A lease agreement is a contract between two parties where the owner of the asset (the lessor) allows another party (the lessee) to use the asset for a specified period in exchange for periodic payments. At the end of the lease period, the lessee returns the asset to the lessor, unless an option to purchase is included in the agreement.
Lease agreements are popular for businesses that require assets such as office equipment, machinery, or vehicles. They allow companies to use these assets without having to tie up significant amounts of capital in purchasing them outright. Additionally, lease agreements may offer tax advantages, as lease payments can be claimed as a tax deduction.
Hire Purchase Agreement
A hire purchase agreement is a contract where an asset is sold to a buyer (the hirer) who agrees to pay for it in installments over a set period. The hirer takes possession of the asset at the time of purchase but does not own it until the final payment is made.
Hire purchase agreements give individuals and businesses the flexibility to acquire assets that they may not have been able to purchase outright, by spreading the cost over time. Additionally, hire purchase agreements may provide more favorable terms to individuals or companies with slightly damaged credit or no credit history.
Lease Agreement vs Hire Purchase Agreement: Key Differences
Both lease agreements and hire purchase agreements have their respective advantages and disadvantages. Here are some key differences to keep in mind when deciding which option is right for your situation.
Ownership – The main difference between the two agreements is ownership. In a lease agreement, the lessor retains ownership of the asset throughout the lease period and the lessee must return the asset at the end of the term unless there is an option to purchase. In a hire purchase agreement, the hirer takes possession of the asset at the time of purchase but does not become the owner until the final payment is made.
Payments – Lease agreements typically have lower monthly payments than hire purchase agreements since the lessee is only paying for the use of the asset rather than the cost of the asset itself. However, hire purchase agreements may have more predictable payment structures since the hirer is paying off the cost of the asset over time.

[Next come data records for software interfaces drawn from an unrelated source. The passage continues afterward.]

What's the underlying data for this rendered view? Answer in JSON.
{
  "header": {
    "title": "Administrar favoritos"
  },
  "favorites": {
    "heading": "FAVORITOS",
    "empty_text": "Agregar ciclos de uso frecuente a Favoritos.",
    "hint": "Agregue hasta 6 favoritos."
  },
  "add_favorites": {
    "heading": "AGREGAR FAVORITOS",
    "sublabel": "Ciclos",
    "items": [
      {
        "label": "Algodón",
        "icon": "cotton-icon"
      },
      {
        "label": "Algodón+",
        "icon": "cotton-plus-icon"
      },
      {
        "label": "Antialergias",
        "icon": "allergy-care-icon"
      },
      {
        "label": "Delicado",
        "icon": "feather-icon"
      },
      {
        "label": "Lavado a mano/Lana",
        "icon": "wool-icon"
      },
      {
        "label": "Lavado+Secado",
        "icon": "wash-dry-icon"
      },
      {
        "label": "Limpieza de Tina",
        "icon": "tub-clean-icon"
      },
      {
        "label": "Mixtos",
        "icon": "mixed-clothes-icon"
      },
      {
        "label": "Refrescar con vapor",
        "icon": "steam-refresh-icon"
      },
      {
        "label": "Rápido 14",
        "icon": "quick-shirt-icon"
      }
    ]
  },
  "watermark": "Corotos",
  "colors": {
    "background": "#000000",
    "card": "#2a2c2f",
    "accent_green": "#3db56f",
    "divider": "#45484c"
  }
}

Flexibility – Lease agreements offer more flexibility since they allow the lessee to return the asset at the end of the lease period, upgrade to a newer model, or purchase the asset at a reduced cost. Hire purchase agreements may be less flexible, with the hirer typically committed to paying off the asset until the final payment is made.
In conclusion, both lease agreements and hire purchase agreements offer advantages for acquiring assets or properties. Which option is best for you depends on your financial situation, your long-term goals, and your ability to commit to payments over time. Careful consideration and consultation with a financial expert can help ensure that you choose the option that works best for your needs.